Following individual attacks from state cyber-armies in the past, organized cybercriminals have now also discovered the manufacturing industry. This reduces the time that companies have left to at least implement basic protection in operational technology (OT) and integrate this into IT security. Concepts and technologies are available and, especially on the process level, facilitate increasing automation and integration that can bring things up a gear.
Business efficiency processes are driving ahead with digitalization and the accompanying networking of manufacturing environments. Exceptional circumstances like the coronavirus pandemic have accelerated this process even more with the introduction of ad hoc remote access points in places, for example.
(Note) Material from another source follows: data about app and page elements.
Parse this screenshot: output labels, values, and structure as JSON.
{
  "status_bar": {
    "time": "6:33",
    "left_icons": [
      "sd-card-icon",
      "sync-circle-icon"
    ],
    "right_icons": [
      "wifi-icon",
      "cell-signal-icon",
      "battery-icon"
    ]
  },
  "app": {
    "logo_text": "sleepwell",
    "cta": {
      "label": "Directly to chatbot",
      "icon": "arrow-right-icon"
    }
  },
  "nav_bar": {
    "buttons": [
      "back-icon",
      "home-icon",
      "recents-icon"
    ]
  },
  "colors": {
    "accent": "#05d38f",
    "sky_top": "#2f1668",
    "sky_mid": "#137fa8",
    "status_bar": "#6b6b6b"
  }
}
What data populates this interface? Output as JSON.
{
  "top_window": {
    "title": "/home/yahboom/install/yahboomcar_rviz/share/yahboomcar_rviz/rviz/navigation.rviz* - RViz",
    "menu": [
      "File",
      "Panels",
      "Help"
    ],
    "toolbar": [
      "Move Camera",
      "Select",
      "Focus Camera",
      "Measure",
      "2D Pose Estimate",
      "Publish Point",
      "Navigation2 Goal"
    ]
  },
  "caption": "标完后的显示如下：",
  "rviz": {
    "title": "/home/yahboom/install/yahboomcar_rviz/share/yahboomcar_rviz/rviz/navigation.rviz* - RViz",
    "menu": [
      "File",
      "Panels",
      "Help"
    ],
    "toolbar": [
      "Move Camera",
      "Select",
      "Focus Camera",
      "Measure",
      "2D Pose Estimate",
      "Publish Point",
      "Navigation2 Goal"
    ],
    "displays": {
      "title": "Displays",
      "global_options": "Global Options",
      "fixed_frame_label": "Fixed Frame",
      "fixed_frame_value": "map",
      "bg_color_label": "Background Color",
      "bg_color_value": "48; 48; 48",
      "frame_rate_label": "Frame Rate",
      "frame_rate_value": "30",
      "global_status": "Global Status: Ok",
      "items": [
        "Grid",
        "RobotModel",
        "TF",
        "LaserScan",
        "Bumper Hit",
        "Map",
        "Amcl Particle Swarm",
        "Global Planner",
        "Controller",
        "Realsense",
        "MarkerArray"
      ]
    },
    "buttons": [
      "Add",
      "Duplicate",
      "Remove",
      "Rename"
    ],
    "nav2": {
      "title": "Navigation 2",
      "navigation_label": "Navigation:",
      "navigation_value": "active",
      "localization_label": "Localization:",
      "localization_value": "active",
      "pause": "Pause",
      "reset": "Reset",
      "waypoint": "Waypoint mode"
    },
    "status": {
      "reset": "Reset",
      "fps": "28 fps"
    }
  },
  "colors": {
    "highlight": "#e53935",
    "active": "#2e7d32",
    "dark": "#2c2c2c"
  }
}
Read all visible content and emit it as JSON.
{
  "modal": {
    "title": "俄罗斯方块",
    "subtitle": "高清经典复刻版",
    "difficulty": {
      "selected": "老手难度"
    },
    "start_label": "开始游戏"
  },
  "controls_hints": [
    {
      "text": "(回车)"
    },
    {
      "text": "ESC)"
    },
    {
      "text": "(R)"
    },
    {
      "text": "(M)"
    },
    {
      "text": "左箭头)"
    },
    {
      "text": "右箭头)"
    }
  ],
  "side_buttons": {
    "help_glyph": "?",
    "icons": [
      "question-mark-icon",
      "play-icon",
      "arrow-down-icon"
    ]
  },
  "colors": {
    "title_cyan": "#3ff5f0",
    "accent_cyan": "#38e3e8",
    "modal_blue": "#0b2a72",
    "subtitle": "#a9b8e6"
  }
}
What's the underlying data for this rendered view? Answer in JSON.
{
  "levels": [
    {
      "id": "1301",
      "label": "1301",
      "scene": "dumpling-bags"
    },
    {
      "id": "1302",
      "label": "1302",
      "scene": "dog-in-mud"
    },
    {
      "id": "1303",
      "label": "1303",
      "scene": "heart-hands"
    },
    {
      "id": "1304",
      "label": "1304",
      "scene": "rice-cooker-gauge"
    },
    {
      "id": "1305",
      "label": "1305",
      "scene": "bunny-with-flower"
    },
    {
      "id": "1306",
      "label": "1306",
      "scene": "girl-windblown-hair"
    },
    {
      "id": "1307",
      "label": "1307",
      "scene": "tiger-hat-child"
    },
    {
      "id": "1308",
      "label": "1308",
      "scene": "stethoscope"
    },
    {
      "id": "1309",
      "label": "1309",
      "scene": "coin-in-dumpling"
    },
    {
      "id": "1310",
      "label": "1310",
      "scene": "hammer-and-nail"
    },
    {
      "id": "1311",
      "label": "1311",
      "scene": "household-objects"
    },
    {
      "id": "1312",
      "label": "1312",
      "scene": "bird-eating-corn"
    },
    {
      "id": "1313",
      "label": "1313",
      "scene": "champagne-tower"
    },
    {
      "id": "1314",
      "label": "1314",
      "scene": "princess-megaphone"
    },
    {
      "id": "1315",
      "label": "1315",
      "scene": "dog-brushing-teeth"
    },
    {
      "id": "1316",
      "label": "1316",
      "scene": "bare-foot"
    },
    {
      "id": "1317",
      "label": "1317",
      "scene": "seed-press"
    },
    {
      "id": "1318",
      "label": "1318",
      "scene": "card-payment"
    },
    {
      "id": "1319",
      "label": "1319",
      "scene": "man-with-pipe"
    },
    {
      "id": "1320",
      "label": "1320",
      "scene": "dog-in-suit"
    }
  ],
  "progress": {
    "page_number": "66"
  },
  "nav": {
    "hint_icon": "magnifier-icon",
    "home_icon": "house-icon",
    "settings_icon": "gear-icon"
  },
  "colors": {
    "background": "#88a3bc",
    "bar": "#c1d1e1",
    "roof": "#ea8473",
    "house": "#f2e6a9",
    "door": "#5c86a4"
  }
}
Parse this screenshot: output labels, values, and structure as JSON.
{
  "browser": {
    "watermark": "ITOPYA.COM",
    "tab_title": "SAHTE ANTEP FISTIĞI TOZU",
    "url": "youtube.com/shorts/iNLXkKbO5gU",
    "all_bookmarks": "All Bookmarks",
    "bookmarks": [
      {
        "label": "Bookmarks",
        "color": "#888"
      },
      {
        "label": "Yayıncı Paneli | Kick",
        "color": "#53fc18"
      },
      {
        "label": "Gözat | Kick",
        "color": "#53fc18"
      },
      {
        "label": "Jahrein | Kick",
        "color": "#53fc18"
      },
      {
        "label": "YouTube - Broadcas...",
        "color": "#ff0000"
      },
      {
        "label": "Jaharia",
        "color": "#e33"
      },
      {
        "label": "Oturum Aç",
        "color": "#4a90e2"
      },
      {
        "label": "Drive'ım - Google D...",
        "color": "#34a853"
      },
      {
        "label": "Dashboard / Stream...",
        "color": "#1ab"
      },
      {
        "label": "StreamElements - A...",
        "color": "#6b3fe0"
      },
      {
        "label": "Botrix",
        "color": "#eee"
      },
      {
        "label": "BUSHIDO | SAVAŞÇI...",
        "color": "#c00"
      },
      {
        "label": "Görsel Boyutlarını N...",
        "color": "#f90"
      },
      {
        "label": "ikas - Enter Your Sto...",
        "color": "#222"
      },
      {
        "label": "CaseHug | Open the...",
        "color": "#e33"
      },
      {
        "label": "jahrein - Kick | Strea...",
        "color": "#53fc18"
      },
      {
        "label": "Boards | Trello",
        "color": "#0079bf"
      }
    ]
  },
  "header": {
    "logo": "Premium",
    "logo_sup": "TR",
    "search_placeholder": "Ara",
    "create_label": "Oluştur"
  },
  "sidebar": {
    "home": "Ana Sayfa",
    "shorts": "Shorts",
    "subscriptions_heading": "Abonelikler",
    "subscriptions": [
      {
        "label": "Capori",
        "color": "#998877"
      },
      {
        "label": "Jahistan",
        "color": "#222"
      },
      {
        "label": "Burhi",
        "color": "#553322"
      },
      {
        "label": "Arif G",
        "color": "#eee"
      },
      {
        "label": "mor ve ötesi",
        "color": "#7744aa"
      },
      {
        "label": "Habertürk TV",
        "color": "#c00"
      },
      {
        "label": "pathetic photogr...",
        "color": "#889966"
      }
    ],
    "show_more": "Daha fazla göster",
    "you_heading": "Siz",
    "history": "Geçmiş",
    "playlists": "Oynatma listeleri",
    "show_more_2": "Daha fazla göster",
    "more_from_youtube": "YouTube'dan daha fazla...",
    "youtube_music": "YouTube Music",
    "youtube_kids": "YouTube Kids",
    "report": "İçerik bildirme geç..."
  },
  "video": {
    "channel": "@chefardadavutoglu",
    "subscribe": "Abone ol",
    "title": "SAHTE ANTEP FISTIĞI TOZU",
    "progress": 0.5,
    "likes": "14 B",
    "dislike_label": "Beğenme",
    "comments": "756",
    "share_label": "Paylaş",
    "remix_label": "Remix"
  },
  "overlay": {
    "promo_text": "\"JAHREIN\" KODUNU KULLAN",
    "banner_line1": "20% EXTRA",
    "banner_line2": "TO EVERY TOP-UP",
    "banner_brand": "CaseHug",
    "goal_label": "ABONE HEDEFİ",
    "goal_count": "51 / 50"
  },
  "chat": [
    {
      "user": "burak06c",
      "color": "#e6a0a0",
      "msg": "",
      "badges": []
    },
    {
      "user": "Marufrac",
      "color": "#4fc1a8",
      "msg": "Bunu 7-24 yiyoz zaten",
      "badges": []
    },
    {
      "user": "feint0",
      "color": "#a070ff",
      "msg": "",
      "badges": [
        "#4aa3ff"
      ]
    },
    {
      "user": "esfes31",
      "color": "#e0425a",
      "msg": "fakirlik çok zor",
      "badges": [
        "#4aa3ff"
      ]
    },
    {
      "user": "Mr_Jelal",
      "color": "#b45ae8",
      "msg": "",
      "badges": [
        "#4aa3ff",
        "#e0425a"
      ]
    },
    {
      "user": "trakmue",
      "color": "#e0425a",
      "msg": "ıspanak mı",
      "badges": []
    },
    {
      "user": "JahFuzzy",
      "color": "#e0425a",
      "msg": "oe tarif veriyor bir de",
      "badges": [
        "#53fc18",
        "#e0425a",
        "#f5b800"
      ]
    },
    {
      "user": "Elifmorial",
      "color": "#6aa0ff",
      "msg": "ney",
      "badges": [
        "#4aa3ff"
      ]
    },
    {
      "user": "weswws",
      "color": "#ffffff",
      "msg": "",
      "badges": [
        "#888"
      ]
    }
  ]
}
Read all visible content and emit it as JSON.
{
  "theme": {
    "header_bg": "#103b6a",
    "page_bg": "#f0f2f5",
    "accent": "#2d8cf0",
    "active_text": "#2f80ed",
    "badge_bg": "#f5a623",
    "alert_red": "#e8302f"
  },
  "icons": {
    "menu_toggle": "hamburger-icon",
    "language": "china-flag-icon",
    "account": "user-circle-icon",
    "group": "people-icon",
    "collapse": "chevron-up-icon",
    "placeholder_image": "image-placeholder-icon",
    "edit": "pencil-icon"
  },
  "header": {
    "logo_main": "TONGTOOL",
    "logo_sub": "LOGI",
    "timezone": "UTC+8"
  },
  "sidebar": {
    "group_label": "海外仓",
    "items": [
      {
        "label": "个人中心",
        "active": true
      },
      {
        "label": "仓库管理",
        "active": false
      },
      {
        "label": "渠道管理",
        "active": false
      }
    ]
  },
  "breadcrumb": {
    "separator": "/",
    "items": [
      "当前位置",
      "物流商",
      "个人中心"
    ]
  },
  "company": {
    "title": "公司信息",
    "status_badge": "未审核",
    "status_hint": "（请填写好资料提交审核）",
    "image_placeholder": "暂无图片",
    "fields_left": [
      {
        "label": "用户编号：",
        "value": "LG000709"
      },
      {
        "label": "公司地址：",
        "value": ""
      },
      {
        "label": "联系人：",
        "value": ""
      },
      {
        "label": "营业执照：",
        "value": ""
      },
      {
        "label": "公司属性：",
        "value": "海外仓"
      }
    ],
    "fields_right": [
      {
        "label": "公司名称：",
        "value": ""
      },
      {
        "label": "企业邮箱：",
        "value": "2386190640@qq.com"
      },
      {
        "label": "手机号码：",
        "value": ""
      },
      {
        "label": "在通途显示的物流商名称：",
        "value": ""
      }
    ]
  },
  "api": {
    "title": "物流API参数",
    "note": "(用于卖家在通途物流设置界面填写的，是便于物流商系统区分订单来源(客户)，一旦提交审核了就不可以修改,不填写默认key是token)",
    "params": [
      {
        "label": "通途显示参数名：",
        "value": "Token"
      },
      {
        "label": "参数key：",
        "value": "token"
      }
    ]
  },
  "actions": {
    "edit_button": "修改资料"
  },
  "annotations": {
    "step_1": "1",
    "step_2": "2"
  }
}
This is understandable: necessary business transformations have always led to (sometimes disruptive) changes and especially in manufacturing, the show must go on, even during the pandemic.
However, the stark rise in the number of cyber incidents in manufacturing worldwide makes it clear that we should pause this transformation. It’s important to address weak spots for cybersecurity in the right way. This involves first closing existing gaps as quickly as possible, so that we can move forward on a solid foundation.
The lockdown was the defining topic of the year in 2020 and it presented difficult choices for decision-makers in businesses. Companies that didn’t think much of working from home previously were also quick to discover that remote access points were the method of choice for business continuity. For office work, such a remote working environment was comparatively easy to achieve. This applied to the blue collar sector, but not to warehouses or manufacturing. Here, a large (if not the largest) proportion of added value is generated on site – like in the operation of critical infrastructures.
Home office in manufacturing? Difficult. But in fact, machines and plants can of course be maintained and operated from a distance. In line with this, the number of remote access points in operational technology (OT) also grew rapidly in 2020.
The lockdown forced us to act. At this time, I saw many manufacturing environments where this was implemented in a pragmatic way – in remote administration, for example. On the side wall of a 19-inch rack where we had just installed an OT security monitoring system for machine control, an “F” box (small DSL router) was hanging, taped onto a switch. And although I stopped and looked at it for a few seconds, people often said to me: “It’s just temporary”.
That’s perhaps an extreme example of how we opened up our OT networks and are now reacting in retrospect, thinking about segmentation and transparency (surveillance of network activity) and trying to catch up without disturbing production.
This has made us vulnerable. So it’s no wonder that damage to manufacturing plants from ransomware (that spreads across unsecured network connections and is most successful in infecting unpatched systems) in particular is currently the most relevant threat. A predictable development after the speed of networking outdated systems undertook the speed of protections.
We therefore need to be faster in two ways. First, we need to close the protection gap that has been produced. That includes for example the lack of segmentation, access controls (including secure, industrial-grade remote maintenance access points), monitoring, endpoint protection, and cybersecurity processes in manufacturing.
Second, there is the question of response times: especially in the case of a ransomware attack in older manufacturing environments, the infection can spread across the whole network in a matter of minutes under certain circumstances. Here, a manual response is too slow. However, an automatic response is no easy task in the manufacturing environment, with few standardized and sensitive (sensitive to changes to or installation of software) endpoints and protocols. This is because our standard IT solutions are often unusable due to their high rates of false positive detection results in certain instances. Under certain circumstances, they can even erroneously block critical process communications.
How can we speed up now?
It is well-known that the integration of IT and OT security is a necessary requirement of effective cybersecurity. If we look at the above example of ransomware infection, such attacks often start with activities in the IT sector (phishing emails, malware downloads, accessing infected websites, suspicious DNS requests, installing suspicious software at endpoints, remote access at unusual times, etc.) that are easily detected with current methods and technologies in the sector. Alarms triggered in this sector can therefore be used as an early-warning system. Response times in the OT sector are being accelerated through analyses from the IT sector. This integrated approach (IT plus OT) therefore facilitates more targeted responses. If necessary, SIEM or SOAR use cases and scenarios for OT systems can also be activated: Security information and event management or security orchestration automation and response automate and accelerate typical manual level 1 SOC analyst activities like verification, qualification and queries.
Any technology whose objective is to automate processes, machines, and plants can be described as automation technology. This means that these processes, machines, and plants are put in a position where they can work without human input and control themselves.
Institut für Integrierte Produktion (IPH: Institute for Integrated Manufacturing)